Here's a good explainer from Reuters on the airline industry's response to the Wuhan coronavirus outbreak so far. If the virus spreads becomes a pandemic, this could impact world financial markets as did SARS in 2003.
SARS killed about 800 people. Since then, people travel by plane even more, and other things have changed in global travel patterns.
"The biggest concern is a sharp drop in travel demand if the virus becomes a pandemic."
Many airlines, including Korean Air Lines, Singapore Airlines' budget carrier Scoot, Taiwan's China Airlines Ltd and Japan's ANA, announced they were cancelling flights in and out of Wuhan after authorities announced a lockdown.
South Korean budget carrier T'way Air earlier this week postponed the scheduled launch of a new route to the city.
Flight tracking website FlightRadar24 showed that as of 0600 GMT on Thursday, 184 Wuhan flights, or 60% of the departures listed for the day, had been canceled.

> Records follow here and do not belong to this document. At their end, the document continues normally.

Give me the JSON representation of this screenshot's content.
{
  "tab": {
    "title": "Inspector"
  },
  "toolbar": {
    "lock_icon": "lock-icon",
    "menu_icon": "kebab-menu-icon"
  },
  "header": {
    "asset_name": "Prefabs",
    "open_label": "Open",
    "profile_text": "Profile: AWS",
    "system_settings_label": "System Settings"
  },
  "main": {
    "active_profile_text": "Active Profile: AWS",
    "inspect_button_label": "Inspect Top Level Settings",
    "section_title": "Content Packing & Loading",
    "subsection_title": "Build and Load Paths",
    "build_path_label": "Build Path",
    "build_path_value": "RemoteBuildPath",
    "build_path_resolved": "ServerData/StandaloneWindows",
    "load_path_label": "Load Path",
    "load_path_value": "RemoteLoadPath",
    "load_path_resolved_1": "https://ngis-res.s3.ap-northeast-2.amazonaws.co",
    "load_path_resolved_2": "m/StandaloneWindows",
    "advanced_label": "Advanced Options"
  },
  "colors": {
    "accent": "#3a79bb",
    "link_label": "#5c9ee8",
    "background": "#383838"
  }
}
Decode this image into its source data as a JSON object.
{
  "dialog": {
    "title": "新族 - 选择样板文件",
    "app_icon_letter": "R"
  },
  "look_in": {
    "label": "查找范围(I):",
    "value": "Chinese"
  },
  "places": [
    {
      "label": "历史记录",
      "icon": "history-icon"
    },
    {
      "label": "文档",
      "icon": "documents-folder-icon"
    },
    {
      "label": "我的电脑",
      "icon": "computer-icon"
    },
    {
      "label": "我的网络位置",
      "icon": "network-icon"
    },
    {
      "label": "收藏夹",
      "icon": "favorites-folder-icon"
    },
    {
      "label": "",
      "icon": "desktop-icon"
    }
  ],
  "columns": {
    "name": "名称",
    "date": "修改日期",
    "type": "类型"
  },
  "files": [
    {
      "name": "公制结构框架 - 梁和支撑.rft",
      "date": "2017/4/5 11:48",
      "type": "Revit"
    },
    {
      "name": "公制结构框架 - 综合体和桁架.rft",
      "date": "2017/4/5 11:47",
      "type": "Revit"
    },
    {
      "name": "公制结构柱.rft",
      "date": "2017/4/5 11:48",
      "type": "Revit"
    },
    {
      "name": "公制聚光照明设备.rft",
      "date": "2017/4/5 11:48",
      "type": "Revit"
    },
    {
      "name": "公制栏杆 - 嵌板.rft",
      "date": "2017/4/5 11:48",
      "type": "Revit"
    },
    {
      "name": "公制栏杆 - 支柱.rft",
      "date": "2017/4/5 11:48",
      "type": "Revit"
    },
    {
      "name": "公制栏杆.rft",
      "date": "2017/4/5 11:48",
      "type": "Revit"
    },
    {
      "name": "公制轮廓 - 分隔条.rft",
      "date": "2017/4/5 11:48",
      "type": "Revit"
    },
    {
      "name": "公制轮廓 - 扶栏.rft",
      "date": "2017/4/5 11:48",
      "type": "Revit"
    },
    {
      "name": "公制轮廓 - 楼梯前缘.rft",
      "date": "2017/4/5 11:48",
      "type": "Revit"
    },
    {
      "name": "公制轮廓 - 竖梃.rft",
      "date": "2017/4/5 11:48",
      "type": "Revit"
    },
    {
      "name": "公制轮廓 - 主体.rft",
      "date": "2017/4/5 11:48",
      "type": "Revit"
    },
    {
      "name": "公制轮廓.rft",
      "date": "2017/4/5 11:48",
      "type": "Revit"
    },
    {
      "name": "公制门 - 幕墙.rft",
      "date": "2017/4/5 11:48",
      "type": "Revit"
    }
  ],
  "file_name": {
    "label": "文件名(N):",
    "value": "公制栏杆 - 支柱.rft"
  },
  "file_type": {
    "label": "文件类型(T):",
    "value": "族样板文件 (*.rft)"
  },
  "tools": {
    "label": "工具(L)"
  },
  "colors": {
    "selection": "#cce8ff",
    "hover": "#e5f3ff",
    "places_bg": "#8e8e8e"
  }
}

Wuhan's Tianhe airport serves around 2% of China's total air traffic and mainly serves domestic routes. Broker Jefferies estimated 88.8% of overall flights are domestic, with China Southern Airlines Co Ltd holding the largest market share at 30%.